## TASK REQUIREMENTS:
From first line to last, output the records below exactly.

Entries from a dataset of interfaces
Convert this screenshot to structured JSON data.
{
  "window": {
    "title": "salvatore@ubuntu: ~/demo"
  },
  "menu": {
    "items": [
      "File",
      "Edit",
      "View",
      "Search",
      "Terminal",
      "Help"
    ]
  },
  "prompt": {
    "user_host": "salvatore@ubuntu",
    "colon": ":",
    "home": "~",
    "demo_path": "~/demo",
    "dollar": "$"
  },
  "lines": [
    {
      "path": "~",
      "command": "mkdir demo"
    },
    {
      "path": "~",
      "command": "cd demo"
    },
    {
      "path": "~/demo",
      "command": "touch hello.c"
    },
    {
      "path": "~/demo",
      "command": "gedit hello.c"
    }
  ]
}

## SOLUTION FOR THIS PROBLEM:
Convert this screenshot to structured JSON data.
{
  "window": {
    "title": "salvatore@ubuntu: ~/demo"
  },
  "menu": {
    "items": [
      "File",
      "Edit",
      "View",
      "Search",
      "Terminal",
      "Help"
    ]
  },
  "prompt": {
    "user_host": "salvatore@ubuntu",
    "colon": ":",
    "home": "~",
    "demo_path": "~/demo",
    "dollar": "$"
  },
  "lines": [
    {
      "path": "~",
      "command": "mkdir demo"
    },
    {
      "path": "~",
      "command": "cd demo"
    },
    {
      "path": "~/demo",
      "command": "touch hello.c"
    },
    {
      "path": "~/demo",
      "command": "gedit hello.c"
    }
  ]
}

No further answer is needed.